The authors take pains to note that any statement about Africa as a whole is likely an over-generalization. The history of the Congo area, for instance, is considerably different from that of South Africa. Yet, as diverse as the regions are, the authors assert that the concept of "Africa" shouldn't be abandoned.

The whole subject of African history is a difficult one for historians, or anyone, because of the lack of sources. What we know of African cities like Timbuktu is essentially what travelers wrote about them. Often, the African climate has worked to eradicate the records of what might have been there prior to 19th century European colonization. Even oral history is suspect, as oral histories are subject to change over time. This makes it difficult for those attempting to decolonize Africa to actually figure out what a particular African region was like prior to colonization. For once colonization began, the nature of the region might have changed drastically. For instance, the 1996 Rwanda genocide of the Hutu against the Tutsi is not, as depicted in Western media, a struggle between two tribes. The difference between the Hutu and the Tutsi -- genetically the same -- entirely stems from how these people were treated by German and Belgian colonialists, creating an artificial division between them that continued and worsened even after the Europeans were long gone. (It occurs to me as I write this, that this is somewhat similar to the aftermath of Ottoman colonization of Southern Slavs.)

But while African history can't escape concentrating on the effects of colonialism, the authors cover other areas, e.g., the participation of African states in the slave trade -- possibly as many slaves went East as went across the Atlantic, and many slaves were transferred internally only. African history can't be discussed without discussing the slave trade, but the authors warn that there was a lot going on at the time not related to the slave trade, so it's a mistake to think of Africa as a continent of victims.
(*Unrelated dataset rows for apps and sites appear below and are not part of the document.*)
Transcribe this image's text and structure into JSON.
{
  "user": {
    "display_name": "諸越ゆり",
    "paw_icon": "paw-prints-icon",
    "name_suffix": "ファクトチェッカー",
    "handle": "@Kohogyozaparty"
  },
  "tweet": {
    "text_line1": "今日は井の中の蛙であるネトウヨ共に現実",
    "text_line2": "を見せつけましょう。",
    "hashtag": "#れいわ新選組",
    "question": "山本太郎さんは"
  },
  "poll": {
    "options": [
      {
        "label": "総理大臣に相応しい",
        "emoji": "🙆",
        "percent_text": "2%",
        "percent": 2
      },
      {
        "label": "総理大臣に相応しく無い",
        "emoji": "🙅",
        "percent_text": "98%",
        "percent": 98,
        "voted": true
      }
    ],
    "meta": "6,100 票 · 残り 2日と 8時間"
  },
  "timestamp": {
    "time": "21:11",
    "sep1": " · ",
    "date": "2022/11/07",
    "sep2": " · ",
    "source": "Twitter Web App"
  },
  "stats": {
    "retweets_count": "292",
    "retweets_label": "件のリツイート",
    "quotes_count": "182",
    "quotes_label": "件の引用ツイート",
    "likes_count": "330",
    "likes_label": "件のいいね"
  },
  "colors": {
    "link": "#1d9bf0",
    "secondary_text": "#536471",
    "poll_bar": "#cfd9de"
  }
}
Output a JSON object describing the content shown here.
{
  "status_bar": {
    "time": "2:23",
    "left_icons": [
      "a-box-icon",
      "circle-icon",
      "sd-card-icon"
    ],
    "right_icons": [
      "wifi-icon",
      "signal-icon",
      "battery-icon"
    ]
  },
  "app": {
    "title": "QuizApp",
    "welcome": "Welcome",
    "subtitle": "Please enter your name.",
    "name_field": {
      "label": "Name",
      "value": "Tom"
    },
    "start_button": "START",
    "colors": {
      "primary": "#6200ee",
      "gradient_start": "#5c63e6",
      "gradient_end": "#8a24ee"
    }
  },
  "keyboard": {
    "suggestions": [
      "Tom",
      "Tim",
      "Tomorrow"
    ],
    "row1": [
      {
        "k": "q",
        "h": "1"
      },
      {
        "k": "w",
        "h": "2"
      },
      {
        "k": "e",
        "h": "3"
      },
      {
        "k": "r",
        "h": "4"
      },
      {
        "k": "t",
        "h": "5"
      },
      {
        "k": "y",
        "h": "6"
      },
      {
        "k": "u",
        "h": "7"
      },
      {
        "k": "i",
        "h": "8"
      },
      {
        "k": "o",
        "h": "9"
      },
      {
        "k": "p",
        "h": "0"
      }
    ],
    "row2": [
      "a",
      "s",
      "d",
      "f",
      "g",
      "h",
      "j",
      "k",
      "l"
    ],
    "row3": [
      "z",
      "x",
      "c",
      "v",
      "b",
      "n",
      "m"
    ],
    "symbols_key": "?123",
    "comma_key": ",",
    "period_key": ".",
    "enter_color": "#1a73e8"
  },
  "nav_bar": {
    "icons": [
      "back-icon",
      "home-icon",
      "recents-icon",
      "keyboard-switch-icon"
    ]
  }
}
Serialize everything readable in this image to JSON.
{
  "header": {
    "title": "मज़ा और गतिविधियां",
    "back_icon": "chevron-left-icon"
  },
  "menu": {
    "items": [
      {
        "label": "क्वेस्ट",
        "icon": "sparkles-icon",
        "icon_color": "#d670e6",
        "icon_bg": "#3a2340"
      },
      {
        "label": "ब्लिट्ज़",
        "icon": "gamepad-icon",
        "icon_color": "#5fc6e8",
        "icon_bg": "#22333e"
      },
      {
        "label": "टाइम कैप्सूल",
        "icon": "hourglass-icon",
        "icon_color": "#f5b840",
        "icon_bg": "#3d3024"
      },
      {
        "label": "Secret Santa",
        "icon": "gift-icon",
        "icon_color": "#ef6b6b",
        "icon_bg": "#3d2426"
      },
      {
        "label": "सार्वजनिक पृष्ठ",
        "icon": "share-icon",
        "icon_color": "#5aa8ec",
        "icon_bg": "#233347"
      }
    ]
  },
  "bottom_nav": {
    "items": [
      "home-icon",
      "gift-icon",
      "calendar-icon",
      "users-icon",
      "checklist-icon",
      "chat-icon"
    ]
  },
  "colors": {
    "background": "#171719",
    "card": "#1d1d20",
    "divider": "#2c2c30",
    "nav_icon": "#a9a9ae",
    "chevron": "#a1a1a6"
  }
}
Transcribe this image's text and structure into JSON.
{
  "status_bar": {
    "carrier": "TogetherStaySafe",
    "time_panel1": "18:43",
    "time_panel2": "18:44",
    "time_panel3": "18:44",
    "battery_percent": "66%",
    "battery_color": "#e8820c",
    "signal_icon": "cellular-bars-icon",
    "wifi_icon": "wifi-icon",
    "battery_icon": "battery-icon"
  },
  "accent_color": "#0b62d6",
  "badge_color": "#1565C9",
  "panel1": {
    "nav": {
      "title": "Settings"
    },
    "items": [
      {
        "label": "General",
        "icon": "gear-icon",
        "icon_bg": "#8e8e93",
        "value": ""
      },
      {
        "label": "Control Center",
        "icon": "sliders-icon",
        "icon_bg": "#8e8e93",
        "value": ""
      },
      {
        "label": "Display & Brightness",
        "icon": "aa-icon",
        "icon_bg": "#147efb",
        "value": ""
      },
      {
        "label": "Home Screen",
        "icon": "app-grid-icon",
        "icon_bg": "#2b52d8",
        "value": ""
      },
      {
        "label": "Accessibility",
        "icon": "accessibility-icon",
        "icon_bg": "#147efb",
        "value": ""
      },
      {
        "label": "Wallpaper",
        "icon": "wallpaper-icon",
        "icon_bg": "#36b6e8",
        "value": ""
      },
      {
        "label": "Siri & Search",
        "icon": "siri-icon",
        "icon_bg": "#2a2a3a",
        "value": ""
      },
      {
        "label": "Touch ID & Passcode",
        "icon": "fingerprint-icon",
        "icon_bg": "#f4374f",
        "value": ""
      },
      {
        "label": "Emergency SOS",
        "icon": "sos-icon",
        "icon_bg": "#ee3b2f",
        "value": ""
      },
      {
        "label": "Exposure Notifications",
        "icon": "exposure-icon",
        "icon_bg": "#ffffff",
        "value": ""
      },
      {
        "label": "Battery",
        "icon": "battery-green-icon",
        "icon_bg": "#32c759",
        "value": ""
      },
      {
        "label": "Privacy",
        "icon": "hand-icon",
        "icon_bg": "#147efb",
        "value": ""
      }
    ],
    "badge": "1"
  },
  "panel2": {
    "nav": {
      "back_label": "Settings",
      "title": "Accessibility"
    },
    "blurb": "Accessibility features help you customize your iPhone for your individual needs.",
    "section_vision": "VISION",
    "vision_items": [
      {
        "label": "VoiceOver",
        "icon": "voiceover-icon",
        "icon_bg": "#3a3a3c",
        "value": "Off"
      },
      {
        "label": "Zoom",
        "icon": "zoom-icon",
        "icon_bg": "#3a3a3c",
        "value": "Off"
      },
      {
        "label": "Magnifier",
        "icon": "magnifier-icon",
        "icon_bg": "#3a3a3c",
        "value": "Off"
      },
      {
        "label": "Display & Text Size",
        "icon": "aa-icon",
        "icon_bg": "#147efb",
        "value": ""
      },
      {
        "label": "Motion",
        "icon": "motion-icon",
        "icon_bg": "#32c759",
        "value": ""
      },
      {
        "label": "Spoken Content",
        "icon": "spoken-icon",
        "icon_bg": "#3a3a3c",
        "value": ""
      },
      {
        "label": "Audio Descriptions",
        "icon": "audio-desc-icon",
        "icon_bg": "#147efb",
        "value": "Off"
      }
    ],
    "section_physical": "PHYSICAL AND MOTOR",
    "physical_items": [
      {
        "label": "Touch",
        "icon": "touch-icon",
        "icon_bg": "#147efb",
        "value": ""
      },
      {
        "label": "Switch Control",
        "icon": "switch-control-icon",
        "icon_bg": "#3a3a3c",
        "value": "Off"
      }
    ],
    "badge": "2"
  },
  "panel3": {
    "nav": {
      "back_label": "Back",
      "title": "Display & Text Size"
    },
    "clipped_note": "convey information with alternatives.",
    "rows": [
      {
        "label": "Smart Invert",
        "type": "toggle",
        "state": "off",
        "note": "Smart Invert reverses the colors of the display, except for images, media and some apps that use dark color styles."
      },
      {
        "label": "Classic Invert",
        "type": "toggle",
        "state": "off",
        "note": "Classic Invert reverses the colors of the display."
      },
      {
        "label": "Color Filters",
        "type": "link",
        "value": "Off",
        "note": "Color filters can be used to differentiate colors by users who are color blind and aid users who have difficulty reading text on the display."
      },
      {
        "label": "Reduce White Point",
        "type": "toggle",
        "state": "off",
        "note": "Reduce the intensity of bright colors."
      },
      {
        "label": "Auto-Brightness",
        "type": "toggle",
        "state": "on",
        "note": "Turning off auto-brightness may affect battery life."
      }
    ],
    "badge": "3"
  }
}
History has always been more about interpretation than facts, and that's particularly true in the case of Africa.

If you plan on reading any African history, or just want to understand the background of current African political issues, this book will provide needed perspective.
  • Leceri
Africa is large and complex and African history is that multiplied many times. There was nothing easy or obvious in the topics covered by author, it all involved great scholarship and mastery of the subject. History and historiography were discussed with just enough background so the person with a casual backround could understand but also with enough depth that provided serious learning for the reader. The book dealt with a variety of topics some which I had little background or interest in, but I found them all well worth reading about.
  • Gabar
This slim volume presents an extremely broad brush of the major points of African history, Details pop up to illustrate a point, but the mail thrust is the overall influence (if any) of climate, geography, tribal custom, colonialization, religion, and mineral wealth on history, and how we got to modern Aftrica. If you are interested in a particular region, people, or event, you'll need to check other works, but this is the big picture well presented and well written.
  • Unh
As the title suggests, this is not an in depth study of the entire continent's history, but an interesting look at how historians and others have thought about and used the history of African nations and peoples for a variety of purposes over time.
  • Yananoc
I agree with previous reviewers. It helped me teach my Advanced Placement World History students about the themes and opportunities of African History.
I was a bit disappointed in this book, as I had been hoping for a summary of the history of Africa. Instead, I found I had purchased a history of the writing of African history. While major trends in the history of Africa were discussed, and as an amateur historian the delvings into how perceptions of African history have changed over the years was still interesting, I found myself thinking at the end...now what I really would like is to read a history of Africa.